By Fred Benson
“It is always dangerous for soldiers, sailors, or airmen to play at politics. They enter a sphere in which the values are quite different from those to which they have hitherto been accustomed.” — Winston Churchill, “The Gathering Storm,” 1948.
Civilian control of the military is so thoroughly ingrained in our political system that its sanctity is rarely questioned. The framers of the U.S. Constitution included two clearly worded sections to ensure the military would always be subordinate to civilian leadership. Article I, Section 8 states that Congress shall have the power “to raise and support Armies …” and “to provide and maintain a Navy,” and Article II, Section 2 declares that “The President shall be the Commander in Chief of the Army and Navy of the United States.” Taken together, these two sections give both the executive and the legislative branches of government shared power over our military forces and their commanders.
Defense Secretary James Mattis’s resignation in protest of Trump’s unilateral decision to pull U.S. troops out of Syria, coupled with the president’s angry response, raises the question of whether or not having a retired senior military officer serve as Secretary of Defense undermines the intent of the original constitutional provisions regarding civilian control of the military.
The language of the 1947 law creating the Department of Defense (DOD) suggests that there was a concern about senior military personnel filling the top Pentagon post. Congress established that a military officer could not become secretary of defense for at least 10 years after retiring from active duty. (Later, in 2008, the restriction was reduced to seven years.)
In spite of those restrictions, it would appear helpful for any Defense Secretary to have had some experience in the military. A better understanding of military history, the workings of military units, and a higher level of acceptance from military leaders would be of great value in such a complex environment. Of the 26 secretaries who have served since the establishment of the DOD in 1947, all but seven have had military service. Most, however, were below the rank of colonel and were on active duty for relatively short periods early in their lives.
There are two exceptions: The third DOD Secretary, Five Star General George C. Marshall, the author of the plan to rebuild Western European economies after World War II, and Four Star General James Mattis, thought by many to be among the very top military officers of his generation. As neither general met the congressionally-mandated waiting periods, Congress had to pass special legislation to allow them to serve as Defense Secretary. Both men were excellent choices.
What those exceptional senior military officers selected to be Secretary of Defense must understand, however, is that they are not serving as generals or admirals, but as civilian officials bound to the political agenda of the president who appointed them. And if their own values deviate from presidential decisions, the only solution is to resign.
Having been placed in exactly that position, Secretary Mattis did the right thing by resigning and detailing his strong concerns related to the removal of US troops from Syria.

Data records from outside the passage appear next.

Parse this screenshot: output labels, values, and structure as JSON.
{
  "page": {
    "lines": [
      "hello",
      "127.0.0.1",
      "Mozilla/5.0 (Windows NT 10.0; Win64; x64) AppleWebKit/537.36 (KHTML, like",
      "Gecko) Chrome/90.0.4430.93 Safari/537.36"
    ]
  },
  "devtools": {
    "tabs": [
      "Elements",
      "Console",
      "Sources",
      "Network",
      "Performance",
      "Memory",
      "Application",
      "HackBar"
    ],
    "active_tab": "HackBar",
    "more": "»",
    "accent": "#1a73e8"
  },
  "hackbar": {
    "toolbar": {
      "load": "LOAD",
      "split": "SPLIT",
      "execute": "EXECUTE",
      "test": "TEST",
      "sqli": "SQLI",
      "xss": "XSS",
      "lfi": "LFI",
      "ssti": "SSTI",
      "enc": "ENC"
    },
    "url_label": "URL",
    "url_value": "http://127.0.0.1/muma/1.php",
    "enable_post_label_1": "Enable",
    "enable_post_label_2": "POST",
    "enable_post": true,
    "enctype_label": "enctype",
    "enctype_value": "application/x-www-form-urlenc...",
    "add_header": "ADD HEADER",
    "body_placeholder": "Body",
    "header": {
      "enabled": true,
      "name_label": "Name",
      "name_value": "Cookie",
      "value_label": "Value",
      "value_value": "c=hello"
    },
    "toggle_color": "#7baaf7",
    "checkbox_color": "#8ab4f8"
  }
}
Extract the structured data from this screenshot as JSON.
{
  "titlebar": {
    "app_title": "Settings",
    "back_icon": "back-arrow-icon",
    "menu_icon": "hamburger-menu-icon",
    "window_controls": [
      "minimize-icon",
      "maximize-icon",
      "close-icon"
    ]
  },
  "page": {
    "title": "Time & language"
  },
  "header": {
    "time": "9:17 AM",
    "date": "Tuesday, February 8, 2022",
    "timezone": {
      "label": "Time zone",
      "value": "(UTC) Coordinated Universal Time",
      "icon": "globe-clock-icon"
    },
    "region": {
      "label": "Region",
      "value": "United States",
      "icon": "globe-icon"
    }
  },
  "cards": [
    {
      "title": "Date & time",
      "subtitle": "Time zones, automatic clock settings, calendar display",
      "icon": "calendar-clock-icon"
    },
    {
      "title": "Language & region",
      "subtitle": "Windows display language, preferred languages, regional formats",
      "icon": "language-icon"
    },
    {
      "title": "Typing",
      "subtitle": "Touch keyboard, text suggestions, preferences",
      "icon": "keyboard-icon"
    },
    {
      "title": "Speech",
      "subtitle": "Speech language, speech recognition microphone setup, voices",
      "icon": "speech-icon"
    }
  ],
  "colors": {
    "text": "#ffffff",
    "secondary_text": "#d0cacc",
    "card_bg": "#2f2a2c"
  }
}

Trump, Mattis, and many members of Congress agree that the U.S. should not be the “police force for the world.” Yet currently we have approximately 165,000 U.S. military personnel deployed in 150 countries with an additional 40,000 on undisclosed classified missions.
Furthermore, we have been at war in Afghanistan for more than 17 years, only to be told recently by the Chairman of the Joint Chiefs of Staff that we are at a “stalemate with the Taliban.” It is clear that an exhaustive review of all these military commitments is needed. Trump’s interest in doing so is commendable.
But Trump’s Twitter announcement to get out of Syria was seen widely as a chaotic retreat that will put our allies in physical jeopardy, undermine the alliances we have built to deal with international terrorism, and embolden our most dangerous enemies. Of greatest concern, however, was that Trump exhibited total disregard for the expertise of those American professionals entrusted with our national defense, intelligence matters and statecraft. He was winging it on his own.
Any decision related to getting into — or out of — a military conflict demands attention to the consequences and timing involved. Pulling out of Syria may eventually be the right thing to do, but only after careful deliberation within our government and coordination with allies affected by that decision.
I do not know Gen. Mattis personally, but I do know many people who have worked with him over the years. All agree that he is the epitome of a tough, hard-charging, and effective Marine combat leader. For many of his 44 years on active duty, he was in the midst of whatever fighting was taking place. In a CBS interview, he was once asked “What keeps you awake at night?” He responded in true Mattis fashion: “Nothing. I keep other people awake at night.”
Gen. James Mattis deserves our respect and appreciation for his stellar military career and for his commitment to keeping this country on a safe and sane path. We owe him.
Fred Benson lives in Mount Desert and publishes Capitol Commentary, an independent political newsletter.